• _What is expected_: Copy out each line of the data that holds the word "Prozesse".

(Data about app and page elements)
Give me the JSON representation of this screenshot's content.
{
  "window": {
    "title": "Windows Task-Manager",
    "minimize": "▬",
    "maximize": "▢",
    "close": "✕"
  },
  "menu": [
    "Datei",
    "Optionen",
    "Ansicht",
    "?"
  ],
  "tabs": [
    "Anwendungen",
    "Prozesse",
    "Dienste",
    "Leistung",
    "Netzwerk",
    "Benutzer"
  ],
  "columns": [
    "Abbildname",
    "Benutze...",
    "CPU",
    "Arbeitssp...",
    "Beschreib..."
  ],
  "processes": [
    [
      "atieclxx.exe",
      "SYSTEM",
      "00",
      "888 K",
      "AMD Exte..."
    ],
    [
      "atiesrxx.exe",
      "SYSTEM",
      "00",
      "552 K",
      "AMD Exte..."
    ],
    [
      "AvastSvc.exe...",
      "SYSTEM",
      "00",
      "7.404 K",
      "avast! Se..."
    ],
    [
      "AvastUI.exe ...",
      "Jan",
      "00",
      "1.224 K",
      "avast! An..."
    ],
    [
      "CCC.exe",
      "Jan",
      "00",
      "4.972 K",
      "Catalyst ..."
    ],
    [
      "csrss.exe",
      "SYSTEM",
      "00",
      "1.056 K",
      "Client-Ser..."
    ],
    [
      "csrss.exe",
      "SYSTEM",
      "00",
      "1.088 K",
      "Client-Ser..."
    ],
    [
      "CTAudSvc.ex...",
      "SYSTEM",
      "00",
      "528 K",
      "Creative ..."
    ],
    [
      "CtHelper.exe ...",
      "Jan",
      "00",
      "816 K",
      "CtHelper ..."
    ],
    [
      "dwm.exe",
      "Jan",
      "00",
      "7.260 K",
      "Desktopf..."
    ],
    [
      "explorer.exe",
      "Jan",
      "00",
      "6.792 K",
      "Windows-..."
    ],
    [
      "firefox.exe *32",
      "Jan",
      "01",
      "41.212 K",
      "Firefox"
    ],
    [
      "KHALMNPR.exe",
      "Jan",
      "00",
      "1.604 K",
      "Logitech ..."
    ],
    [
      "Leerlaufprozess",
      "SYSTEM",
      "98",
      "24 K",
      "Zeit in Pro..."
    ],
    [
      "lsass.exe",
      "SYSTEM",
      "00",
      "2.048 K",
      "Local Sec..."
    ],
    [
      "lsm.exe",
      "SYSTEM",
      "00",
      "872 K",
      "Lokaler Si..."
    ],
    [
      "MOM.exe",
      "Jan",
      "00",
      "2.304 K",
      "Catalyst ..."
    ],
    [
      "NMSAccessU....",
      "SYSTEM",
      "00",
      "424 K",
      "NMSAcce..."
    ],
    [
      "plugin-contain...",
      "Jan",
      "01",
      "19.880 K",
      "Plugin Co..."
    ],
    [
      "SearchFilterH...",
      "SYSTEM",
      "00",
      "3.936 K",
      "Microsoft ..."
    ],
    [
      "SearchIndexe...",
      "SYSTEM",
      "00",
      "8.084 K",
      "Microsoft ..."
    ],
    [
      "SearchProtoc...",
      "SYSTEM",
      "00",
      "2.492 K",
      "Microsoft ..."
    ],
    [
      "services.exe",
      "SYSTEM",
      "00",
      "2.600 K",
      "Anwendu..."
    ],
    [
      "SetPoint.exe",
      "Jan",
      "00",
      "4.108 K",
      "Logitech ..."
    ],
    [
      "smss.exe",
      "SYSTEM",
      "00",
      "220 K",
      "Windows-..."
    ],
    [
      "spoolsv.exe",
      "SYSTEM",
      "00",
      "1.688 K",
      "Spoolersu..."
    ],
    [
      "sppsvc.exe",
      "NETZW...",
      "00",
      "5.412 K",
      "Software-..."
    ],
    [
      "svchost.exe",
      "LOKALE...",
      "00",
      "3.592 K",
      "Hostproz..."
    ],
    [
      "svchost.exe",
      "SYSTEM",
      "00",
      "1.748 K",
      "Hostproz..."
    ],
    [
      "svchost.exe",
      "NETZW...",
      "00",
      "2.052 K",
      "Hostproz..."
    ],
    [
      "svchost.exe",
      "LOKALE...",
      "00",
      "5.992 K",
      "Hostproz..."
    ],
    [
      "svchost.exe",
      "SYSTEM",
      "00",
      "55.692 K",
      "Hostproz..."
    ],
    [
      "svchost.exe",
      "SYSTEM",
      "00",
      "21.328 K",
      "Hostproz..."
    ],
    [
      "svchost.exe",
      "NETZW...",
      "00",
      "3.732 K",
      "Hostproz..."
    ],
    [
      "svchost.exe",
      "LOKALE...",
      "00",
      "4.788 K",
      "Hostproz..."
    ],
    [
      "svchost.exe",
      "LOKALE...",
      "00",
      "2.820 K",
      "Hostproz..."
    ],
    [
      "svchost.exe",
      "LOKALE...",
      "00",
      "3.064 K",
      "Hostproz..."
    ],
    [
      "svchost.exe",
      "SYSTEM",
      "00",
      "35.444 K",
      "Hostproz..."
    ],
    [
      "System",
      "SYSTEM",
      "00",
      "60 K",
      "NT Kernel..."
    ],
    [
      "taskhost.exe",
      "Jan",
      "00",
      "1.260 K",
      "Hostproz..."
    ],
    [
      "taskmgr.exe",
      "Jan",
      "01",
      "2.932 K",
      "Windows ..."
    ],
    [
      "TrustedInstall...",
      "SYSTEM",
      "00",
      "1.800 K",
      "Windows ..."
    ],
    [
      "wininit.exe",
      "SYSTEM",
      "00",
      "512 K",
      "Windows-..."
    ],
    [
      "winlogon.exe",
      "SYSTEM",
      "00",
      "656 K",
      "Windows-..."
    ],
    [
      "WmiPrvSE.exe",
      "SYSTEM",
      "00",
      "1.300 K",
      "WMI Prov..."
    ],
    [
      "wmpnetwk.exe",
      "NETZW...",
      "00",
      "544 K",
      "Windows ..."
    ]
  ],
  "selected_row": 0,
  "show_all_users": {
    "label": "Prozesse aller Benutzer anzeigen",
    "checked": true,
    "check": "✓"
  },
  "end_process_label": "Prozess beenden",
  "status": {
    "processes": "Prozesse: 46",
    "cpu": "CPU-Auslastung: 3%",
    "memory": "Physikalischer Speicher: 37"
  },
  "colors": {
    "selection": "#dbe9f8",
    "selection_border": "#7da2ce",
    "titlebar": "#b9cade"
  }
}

• _Expected answer_:
    "Prozesse",
    "label": "Prozesse aller Benutzer anzeigen",
    "processes": "Prozesse: 46",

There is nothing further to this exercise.